The information presented here is general in nature and is not intended, nor should be construed, as legal advice. This posting does not create any attorney-client relationship with the author (who is only admitted to practice law in the State of California). For specific advice about your particular situation, consult your own attorney. Sarkis Sirmabekian 818-473-5003.
I agree with attorny Sirmabekian as to various approaches you can take. Immediately sit down with your current attorney and let him/her know what you are thinking. He/she may have a good reason for the approach taken. If your attorney refuses to see you and to discuss the process with you, I would recommend that you need to find another attorney. You may want to ask your attorney why you have to travel 3 hours away from your home/office for a deposition. There are rules and regulations as to how far you need to travel d:(see California Code of Civil Procedure section 2025.250 and 2025.260).
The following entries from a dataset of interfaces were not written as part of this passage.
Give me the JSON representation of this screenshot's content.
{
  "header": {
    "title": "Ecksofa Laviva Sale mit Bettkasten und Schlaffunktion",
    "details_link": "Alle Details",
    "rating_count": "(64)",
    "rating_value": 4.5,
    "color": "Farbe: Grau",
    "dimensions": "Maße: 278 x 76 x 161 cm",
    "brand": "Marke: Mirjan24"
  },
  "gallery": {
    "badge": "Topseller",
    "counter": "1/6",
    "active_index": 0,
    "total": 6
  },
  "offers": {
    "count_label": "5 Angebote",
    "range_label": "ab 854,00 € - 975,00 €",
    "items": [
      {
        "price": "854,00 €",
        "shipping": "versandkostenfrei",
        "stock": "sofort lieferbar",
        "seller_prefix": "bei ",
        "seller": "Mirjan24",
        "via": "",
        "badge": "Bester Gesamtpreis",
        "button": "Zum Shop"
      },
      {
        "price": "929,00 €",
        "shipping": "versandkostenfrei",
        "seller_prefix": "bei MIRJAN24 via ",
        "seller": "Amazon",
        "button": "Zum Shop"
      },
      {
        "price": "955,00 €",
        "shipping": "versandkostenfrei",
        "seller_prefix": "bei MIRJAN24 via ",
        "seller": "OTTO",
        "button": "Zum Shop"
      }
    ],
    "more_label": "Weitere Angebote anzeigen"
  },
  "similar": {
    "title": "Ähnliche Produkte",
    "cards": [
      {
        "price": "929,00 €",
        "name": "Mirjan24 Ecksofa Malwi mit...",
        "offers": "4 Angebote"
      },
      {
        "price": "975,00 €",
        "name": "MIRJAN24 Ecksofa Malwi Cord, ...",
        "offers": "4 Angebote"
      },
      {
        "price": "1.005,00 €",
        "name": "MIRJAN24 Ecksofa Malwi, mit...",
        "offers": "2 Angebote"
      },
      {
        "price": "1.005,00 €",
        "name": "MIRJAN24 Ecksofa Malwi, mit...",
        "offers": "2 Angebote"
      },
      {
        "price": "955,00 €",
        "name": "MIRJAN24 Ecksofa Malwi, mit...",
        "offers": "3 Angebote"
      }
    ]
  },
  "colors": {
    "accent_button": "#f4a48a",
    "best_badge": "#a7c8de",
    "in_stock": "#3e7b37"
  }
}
I believe you should strongly consider hiring an attorney who is both in your local area and is knowledgeable in construction law as that appears to be the chief issue in your case. As you appear to be in the Sacramento area (and you have not mentioned where the court is), you should be able to hire an attorney in Sacramento, for your convenience.
Most attorneys travel to various locations wherever they are required to appear, so that should not be an issue.
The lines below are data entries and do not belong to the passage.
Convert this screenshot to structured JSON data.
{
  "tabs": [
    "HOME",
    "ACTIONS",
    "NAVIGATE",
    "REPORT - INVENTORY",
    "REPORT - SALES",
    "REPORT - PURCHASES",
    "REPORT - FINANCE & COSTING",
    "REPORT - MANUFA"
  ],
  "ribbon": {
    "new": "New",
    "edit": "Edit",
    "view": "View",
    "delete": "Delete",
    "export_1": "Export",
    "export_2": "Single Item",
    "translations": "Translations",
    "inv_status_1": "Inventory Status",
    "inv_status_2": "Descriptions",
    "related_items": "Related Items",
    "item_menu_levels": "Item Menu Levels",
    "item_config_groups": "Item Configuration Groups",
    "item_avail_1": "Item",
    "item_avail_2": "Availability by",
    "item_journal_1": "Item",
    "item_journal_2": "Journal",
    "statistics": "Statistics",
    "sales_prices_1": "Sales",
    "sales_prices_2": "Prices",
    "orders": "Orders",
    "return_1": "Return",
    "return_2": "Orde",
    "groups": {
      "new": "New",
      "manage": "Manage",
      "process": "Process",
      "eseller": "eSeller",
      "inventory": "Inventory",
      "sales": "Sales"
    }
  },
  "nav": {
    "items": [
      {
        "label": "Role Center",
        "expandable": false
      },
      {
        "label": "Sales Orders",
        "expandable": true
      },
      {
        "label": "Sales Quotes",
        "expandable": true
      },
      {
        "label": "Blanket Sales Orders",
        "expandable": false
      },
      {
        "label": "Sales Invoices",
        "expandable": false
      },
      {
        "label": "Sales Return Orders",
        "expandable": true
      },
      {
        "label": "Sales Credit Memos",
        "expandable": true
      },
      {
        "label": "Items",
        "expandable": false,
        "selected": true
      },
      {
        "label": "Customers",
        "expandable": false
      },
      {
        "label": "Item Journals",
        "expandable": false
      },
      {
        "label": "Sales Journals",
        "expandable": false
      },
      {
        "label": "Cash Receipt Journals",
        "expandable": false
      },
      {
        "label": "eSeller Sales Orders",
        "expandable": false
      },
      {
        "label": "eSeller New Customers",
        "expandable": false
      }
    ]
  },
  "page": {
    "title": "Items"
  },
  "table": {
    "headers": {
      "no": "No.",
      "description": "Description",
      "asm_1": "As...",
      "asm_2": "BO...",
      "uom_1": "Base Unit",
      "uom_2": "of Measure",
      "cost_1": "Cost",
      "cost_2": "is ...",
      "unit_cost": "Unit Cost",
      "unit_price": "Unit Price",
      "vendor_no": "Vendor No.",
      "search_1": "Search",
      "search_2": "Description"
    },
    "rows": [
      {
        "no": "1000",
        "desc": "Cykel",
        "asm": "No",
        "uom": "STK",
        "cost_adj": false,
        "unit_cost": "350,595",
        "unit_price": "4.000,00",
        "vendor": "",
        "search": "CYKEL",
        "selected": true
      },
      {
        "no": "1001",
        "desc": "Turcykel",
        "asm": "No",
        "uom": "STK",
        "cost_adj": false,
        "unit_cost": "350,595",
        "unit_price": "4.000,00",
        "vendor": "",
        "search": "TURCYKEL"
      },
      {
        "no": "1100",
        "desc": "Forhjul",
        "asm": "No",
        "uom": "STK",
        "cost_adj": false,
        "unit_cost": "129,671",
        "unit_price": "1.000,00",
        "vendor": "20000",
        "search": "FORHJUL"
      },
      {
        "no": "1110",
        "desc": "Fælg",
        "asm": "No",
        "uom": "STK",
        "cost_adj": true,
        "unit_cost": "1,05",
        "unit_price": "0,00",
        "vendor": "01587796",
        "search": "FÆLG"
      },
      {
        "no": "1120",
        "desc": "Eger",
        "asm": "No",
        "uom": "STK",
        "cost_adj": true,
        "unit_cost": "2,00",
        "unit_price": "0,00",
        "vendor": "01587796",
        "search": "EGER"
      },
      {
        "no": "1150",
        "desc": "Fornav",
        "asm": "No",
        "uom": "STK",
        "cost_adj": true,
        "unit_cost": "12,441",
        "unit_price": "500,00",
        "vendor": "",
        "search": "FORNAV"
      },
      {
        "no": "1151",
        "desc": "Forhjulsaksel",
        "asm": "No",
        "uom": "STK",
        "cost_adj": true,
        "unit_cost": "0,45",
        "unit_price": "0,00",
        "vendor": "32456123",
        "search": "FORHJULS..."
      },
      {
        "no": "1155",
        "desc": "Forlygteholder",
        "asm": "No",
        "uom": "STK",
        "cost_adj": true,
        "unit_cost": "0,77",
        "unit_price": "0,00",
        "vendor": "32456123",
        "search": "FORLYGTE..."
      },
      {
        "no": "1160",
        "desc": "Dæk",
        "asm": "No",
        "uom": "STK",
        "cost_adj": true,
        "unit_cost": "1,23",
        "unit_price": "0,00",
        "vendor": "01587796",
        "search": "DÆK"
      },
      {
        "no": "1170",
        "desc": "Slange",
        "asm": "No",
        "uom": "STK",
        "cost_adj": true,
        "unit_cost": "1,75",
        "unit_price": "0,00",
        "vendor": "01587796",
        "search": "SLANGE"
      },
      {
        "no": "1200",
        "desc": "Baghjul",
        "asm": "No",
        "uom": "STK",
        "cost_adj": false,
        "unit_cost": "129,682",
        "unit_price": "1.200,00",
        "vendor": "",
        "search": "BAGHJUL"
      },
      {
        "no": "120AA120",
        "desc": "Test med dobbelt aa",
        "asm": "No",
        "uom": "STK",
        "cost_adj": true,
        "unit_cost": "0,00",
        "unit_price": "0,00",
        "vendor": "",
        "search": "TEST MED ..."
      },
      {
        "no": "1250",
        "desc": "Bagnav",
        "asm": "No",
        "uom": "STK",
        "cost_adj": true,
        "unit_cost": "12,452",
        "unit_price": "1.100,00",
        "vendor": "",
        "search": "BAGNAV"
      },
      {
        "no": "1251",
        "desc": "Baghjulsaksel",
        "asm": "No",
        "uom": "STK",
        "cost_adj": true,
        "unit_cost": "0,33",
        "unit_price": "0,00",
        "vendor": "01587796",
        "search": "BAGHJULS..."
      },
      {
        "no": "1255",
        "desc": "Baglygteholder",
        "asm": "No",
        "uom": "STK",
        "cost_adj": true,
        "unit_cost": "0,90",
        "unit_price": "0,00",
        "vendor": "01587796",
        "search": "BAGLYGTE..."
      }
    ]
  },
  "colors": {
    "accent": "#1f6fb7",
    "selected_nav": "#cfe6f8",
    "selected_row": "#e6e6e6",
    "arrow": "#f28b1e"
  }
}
The above is general legal and business analysis. It is not intended nor construed to be "legal advice" but rather it is analysis, and different lawyers may analyze this matter differently, especially if there are additional facts not reflected in the question. I am not your attorney until retained by a written retainer agreement signed by both of us. I have been licensed to practice law in California since 1978. See also avvo.com terms and conditions item 9, incorporated as if it was reprinted here.
As the client, you are free to change attorneys at any time. Your current attorney might not be happy about it, but he cannot force you to continue to retain him.
Talk to your attorney about your issues and see if you can both come to some sort of agreement regarding your concerns.
Maybe he could charge you less for travel time, or hire a local attorney to make appearances at places that are far away.
Hiring a new attorney is not always the best answer, and does not always result in saving money.
Remember, your current attorney is probably familiar with the case. You will be paying any new attorney to get up to speed.
The best thing to do is talk to your current attorney, and then if that does not work out, look for someone new.